Cassie Grzymkowski (the Babies, Vivian Girls) Talks Stone Jack Jones’ Ancestor

I’d never heard of Stone Jack Jones before, and that’s why I wanted to write about his album. Talkhouse managing editor Michael Tedder reached out...

I’d never heard of Stone Jack Jones before, and that’s why I wanted to write about his album. Talkhouse managing editor Michael Tedder reached out to me about doing another piece for the website, but I thought it would be neat to go into something completely blind. A website that lists upcoming releases said Stone Jack Jones was a “Nashville-based ambient folk musician,” which piqued my interest. I’ve been super into folk music lately — like, way more so than rock music. But a lot of folk music isn’t that interesting to me either, if it sounds too traditional. So I guess what I’m into is “weirder” folk music, and this seemed like it fit that description. So I checked out Ancestor, Jones’ third album.

I really like this album. The production is amazing. It has the country-folk feel of someone who you could see playing in a mostly empty dive bar in the South, but with flourishes of weird sound effects like whirring reverb and tiny crashing cymbals. The lyrical themes and chord progressions are timeless, but the production feels fresh and current. If I could find a fault, it’s that the lyrics are very typical for the genre. He sings about Jackson, Mississippi, the coal mine and drinking whiskey. It’s well-trodden territory, but his sad voice and the production elevate it greatly. There’s a female voice on some of the songs — Patty Griffin — which I was not expecting. When they harmonize it’s beautiful and haunting. It’s a great album to listen to if you’re feeling kinda sad and mellow and want to light candles and lie in bed and stare at the ceiling.

One song in particular that I really like is “Joy.” On first listen it seemed borderline corny — it has the most upbeat chords and melody of any song on the album — but as it goes on it becomes clear that it’s about death: “Joy’s a-comin'” is the refrain. I appreciate his ability to sing about death through this lens. It’s nice to think about death being a good experience rather than a bad one. As human beings we are programmed to be afraid of death, but I’ve read a lot about death and it seems like it’s actually an amazing and enlightening experience. Also, so many things about life are so horrible that welcoming death becomes kind of an appealing concept.

I also really like “Way Gone Wrong.” It’s one of the darker-sounding songs on the album.

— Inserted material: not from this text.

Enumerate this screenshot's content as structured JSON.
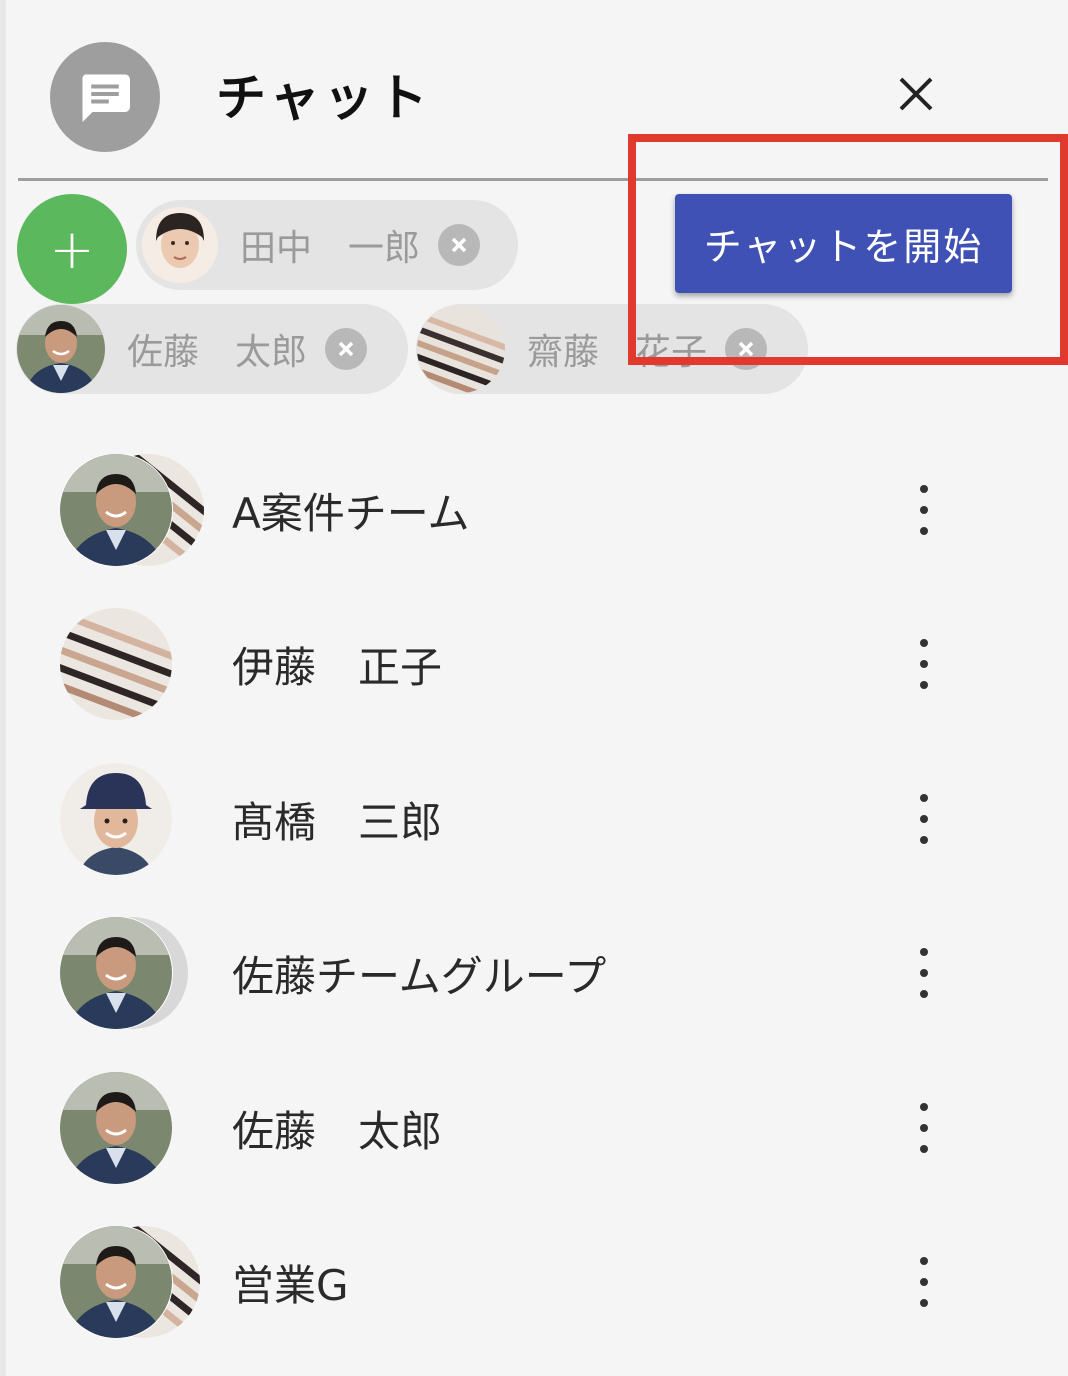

It kind of sounds like a pack of horses running across a dusty desert at sunset with a huge storm looming in the distance. I’ve listened to it a bunch of times and can’t exactly tell what the lyrics are about, although my best guess is addiction. The song reminds me a little bit of Gun Outfit, a band originally from Olympia, Washington — I’d describe them as a punk band with country/western influences, sort of similar to Dead Moon or a way rawer version of X. I was really into their record Dim Light a few years back. “Way Gone Wrong” reminded me of their really cool off kilter male-female harmonies.

Until now, I’d avoided reading any background on Jones — I wanted to go into this piece completely blind. But apparently, he’s the descendant of four generations of coal miners, which makes his lyrics about the coal mine totally understandable. Jones says he worked in a carnival at one point, and also wandered the country, living out of a car and recycling bottles for a living. So cool. I love vagabonds and wanderers and anyone with an interesting life story.

Jones won’t reveal his real name or age, but he’s older than I thought he was — I assumed he was in his late twenties or early thirties, but it turns out he was the frontman of a few punk bands in the early ’80s, which would make him at least 50. To be honest, I’m usually not that inspired by music people over the age of 45 make — not that it’s bad, it’s just my personal bias. I’m scared of losing my ability to make relevant or “good” music as I get older, because pretty much all of my favorite artists lost it at some point. (I’m sure a lot of you reading this would disagree, but whatever.) Listening to this music is a very inspiring experience. Talkhouse

Cassie Ramone (AKA Grzymkowski) is a Brooklyn based singer/songwriter and guitarist best known for her work in Vivian Girls and The Babies.